TASK DESCRIPTION => The records below are to be copied word for word, with every picture left out.

RECORDS PROVIDED =>
□ □ □ □
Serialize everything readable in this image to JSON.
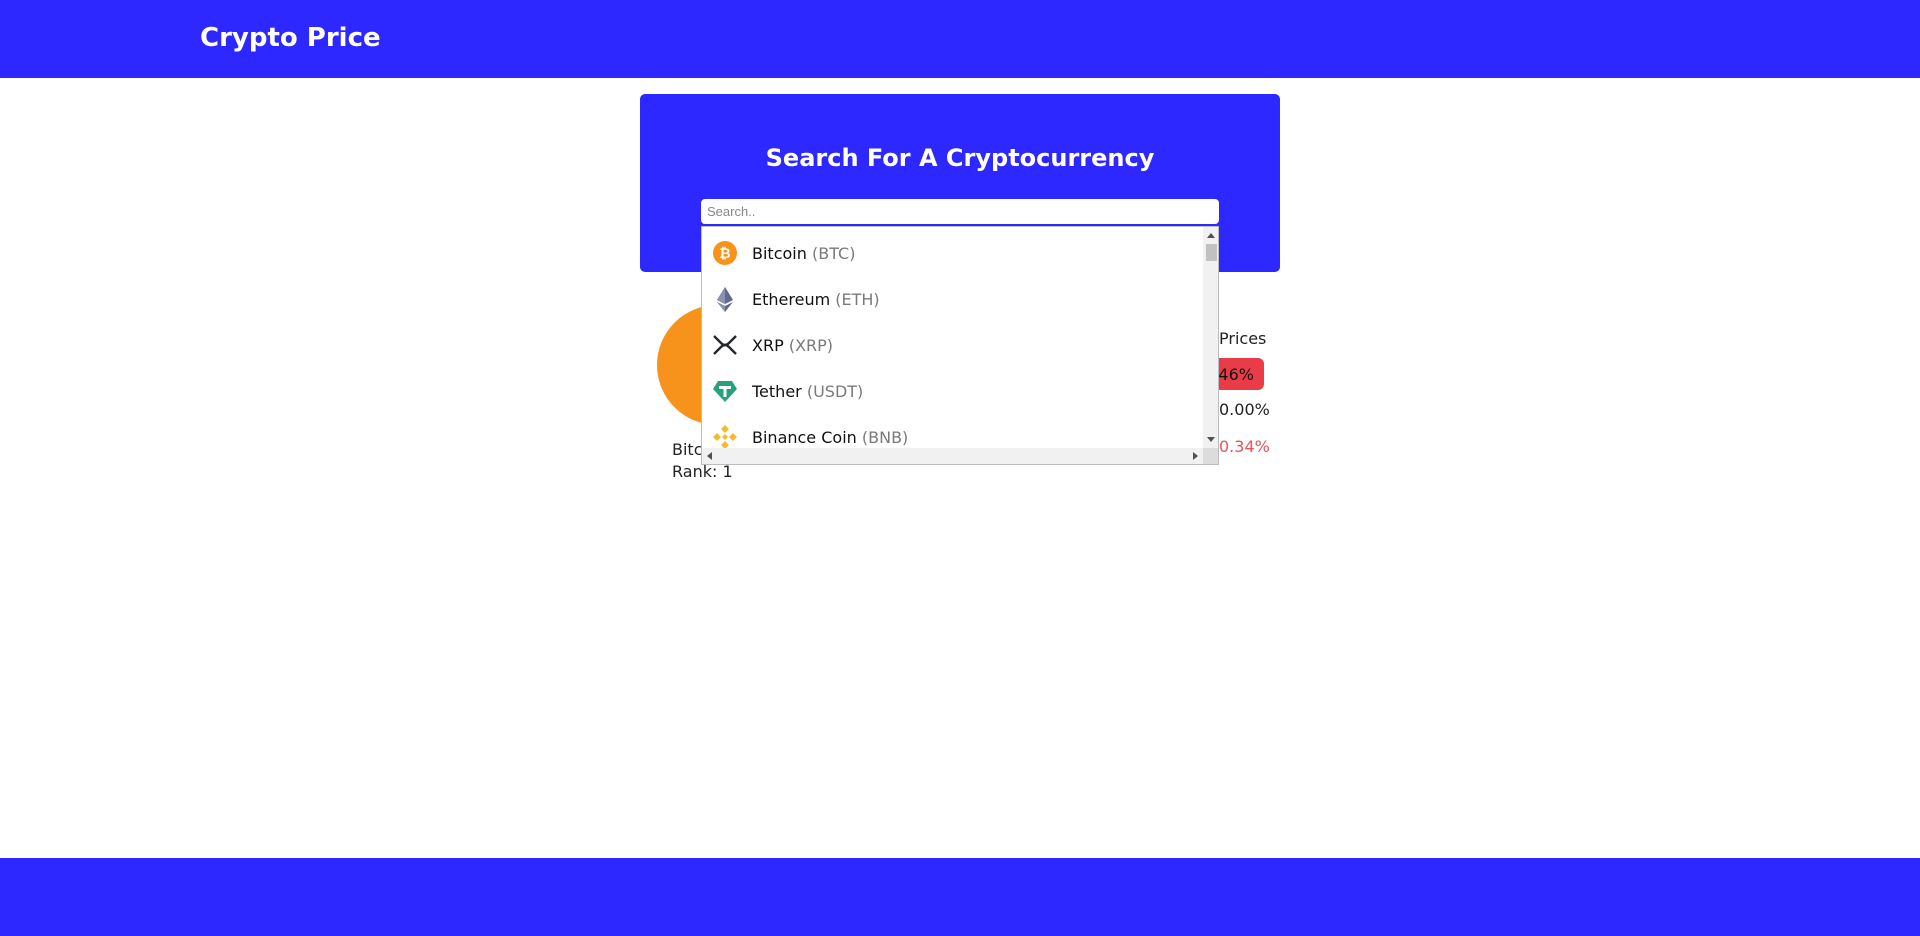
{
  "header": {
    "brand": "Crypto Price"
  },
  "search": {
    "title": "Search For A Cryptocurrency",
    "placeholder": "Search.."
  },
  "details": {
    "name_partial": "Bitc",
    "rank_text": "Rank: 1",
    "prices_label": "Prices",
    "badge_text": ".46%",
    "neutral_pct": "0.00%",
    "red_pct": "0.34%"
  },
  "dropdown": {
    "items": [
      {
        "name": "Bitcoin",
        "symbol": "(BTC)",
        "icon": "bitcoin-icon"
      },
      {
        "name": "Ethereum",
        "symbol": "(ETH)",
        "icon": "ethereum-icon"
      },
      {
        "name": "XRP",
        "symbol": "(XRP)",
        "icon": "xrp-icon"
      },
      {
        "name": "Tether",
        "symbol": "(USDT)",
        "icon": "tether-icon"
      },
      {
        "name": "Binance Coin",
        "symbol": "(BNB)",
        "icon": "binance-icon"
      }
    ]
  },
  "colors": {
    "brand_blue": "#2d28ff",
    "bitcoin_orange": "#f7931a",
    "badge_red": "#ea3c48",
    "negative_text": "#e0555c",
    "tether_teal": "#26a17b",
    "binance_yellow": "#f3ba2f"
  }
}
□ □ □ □
RESULT OF THIS EXERCISE =>
Serialize everything readable in this image to JSON.
{
  "header": {
    "brand": "Crypto Price"
  },
  "search": {
    "title": "Search For A Cryptocurrency",
    "placeholder": "Search.."
  },
  "details": {
    "name_partial": "Bitc",
    "rank_text": "Rank: 1",
    "prices_label": "Prices",
    "badge_text": ".46%",
    "neutral_pct": "0.00%",
    "red_pct": "0.34%"
  },
  "dropdown": {
    "items": [
      {
        "name": "Bitcoin",
        "symbol": "(BTC)",
        "icon": "bitcoin-icon"
      },
      {
        "name": "Ethereum",
        "symbol": "(ETH)",
        "icon": "ethereum-icon"
      },
      {
        "name": "XRP",
        "symbol": "(XRP)",
        "icon": "xrp-icon"
      },
      {
        "name": "Tether",
        "symbol": "(USDT)",
        "icon": "tether-icon"
      },
      {
        "name": "Binance Coin",
        "symbol": "(BNB)",
        "icon": "binance-icon"
      }
    ]
  },
  "colors": {
    "brand_blue": "#2d28ff",
    "bitcoin_orange": "#f7931a",
    "badge_red": "#ea3c48",
    "negative_text": "#e0555c",
    "tether_teal": "#26a17b",
    "binance_yellow": "#f3ba2f"
  }
}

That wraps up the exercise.